Task statement> Search the entries below for the word "title" and copy each line that has it.

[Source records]
========
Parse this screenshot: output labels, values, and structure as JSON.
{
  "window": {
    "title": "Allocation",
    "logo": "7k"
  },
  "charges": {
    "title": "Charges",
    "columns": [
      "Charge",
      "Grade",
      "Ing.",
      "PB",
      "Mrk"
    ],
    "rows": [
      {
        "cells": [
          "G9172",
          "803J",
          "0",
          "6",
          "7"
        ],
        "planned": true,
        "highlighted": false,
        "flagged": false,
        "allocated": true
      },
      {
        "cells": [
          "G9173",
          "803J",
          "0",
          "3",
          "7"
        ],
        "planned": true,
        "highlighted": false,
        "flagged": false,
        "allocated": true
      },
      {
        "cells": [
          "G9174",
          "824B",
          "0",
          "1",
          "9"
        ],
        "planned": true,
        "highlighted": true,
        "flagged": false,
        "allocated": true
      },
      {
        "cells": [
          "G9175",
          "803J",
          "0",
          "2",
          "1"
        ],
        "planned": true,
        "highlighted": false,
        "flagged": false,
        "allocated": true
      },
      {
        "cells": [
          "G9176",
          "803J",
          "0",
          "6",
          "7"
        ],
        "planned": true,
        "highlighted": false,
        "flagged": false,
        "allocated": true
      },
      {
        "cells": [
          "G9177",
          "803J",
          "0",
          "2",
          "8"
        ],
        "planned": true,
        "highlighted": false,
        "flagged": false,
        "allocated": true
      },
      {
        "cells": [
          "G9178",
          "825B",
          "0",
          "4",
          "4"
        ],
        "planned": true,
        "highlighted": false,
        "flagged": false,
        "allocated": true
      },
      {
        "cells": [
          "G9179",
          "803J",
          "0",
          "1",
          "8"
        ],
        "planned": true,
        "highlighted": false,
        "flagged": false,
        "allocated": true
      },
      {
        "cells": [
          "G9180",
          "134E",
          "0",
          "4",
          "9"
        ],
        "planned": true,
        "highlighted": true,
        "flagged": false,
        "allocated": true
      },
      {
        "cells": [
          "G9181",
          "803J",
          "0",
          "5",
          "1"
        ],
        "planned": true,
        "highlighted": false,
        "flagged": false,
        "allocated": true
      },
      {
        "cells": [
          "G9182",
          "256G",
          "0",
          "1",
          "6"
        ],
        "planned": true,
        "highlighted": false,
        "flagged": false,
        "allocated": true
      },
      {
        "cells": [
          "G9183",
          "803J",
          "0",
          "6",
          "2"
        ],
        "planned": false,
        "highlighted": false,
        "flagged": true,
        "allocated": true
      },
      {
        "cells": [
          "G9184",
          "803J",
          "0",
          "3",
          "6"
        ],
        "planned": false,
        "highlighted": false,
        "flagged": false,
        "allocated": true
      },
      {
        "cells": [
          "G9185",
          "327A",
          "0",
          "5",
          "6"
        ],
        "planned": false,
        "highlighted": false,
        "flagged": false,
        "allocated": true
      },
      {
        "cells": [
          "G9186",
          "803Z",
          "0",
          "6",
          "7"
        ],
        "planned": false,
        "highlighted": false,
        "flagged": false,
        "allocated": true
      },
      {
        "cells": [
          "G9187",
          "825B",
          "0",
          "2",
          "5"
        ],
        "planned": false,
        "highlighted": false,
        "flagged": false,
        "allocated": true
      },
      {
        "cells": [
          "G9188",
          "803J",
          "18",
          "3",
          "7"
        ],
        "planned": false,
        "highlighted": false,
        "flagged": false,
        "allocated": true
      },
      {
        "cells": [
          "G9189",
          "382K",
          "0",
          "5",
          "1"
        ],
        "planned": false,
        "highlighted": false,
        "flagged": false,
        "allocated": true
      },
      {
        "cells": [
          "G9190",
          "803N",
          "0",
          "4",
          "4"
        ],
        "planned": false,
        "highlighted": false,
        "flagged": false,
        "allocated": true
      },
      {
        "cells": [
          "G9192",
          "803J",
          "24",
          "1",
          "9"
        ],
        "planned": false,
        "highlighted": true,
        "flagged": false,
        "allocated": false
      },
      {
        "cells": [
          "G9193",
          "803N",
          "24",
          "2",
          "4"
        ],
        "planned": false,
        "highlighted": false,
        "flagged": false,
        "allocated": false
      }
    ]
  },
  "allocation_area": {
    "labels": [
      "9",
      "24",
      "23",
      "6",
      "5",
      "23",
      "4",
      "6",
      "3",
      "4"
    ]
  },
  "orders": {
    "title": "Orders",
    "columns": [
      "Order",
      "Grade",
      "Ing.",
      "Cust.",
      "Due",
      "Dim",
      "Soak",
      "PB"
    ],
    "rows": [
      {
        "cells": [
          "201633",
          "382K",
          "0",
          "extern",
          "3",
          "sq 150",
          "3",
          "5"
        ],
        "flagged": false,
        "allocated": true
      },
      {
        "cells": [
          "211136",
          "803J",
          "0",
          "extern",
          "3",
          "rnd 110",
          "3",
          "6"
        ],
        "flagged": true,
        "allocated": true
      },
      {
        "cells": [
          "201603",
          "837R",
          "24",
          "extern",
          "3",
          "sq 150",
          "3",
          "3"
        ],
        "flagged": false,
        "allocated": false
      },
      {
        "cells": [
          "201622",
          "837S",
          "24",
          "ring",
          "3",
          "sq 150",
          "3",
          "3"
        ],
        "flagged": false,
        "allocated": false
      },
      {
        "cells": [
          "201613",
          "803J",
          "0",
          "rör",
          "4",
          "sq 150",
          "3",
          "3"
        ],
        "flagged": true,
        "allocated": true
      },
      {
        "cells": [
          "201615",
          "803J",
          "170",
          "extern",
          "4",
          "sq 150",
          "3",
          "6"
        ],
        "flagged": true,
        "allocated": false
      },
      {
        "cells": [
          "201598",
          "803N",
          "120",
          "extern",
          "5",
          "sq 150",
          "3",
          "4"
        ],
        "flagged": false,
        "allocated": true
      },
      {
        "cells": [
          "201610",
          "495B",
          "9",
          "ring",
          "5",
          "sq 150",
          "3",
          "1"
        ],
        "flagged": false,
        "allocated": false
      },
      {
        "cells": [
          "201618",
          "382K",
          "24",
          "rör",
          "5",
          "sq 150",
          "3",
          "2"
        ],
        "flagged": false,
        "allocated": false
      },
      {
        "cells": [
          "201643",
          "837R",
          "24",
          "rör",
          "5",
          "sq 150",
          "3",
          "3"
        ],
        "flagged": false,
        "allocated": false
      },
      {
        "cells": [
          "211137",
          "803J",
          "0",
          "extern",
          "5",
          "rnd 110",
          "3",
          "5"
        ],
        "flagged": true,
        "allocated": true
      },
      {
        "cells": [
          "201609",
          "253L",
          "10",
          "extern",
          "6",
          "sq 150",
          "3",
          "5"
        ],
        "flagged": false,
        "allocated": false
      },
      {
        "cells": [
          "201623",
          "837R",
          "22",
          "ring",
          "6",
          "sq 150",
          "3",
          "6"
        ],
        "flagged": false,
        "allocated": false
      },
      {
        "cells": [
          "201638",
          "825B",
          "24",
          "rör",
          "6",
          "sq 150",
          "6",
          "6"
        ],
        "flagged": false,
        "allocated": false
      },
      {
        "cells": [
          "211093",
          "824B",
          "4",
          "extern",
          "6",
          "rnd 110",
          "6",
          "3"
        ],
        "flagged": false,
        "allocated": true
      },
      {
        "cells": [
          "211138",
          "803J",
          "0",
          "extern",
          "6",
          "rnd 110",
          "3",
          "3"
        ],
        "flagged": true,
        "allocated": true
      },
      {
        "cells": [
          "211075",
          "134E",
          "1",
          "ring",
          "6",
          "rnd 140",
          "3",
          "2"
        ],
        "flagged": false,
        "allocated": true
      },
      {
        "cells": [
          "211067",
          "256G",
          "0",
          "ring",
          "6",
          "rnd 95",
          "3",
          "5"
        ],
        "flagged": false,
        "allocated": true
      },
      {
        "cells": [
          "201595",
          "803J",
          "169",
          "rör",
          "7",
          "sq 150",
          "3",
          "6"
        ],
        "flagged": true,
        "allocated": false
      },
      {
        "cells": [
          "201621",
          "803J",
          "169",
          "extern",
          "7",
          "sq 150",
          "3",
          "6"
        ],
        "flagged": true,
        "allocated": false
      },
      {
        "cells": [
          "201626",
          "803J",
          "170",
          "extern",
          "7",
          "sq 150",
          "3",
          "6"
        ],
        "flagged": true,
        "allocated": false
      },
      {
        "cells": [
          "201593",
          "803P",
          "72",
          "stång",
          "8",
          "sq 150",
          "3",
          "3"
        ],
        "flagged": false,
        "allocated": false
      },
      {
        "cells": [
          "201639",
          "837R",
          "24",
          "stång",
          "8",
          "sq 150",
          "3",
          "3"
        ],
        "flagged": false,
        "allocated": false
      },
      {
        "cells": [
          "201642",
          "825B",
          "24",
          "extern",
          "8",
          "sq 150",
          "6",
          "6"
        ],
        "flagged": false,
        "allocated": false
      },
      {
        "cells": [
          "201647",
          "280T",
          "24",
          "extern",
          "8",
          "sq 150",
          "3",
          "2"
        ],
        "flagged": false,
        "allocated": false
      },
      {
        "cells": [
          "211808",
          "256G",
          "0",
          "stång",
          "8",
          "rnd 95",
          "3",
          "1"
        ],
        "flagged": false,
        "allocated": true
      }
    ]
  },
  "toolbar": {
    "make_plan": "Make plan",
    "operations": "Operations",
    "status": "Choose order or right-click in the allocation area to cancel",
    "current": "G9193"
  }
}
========
Expected answer>
    "title": "Allocation",
    "title": "Charges",
    "title": "Orders",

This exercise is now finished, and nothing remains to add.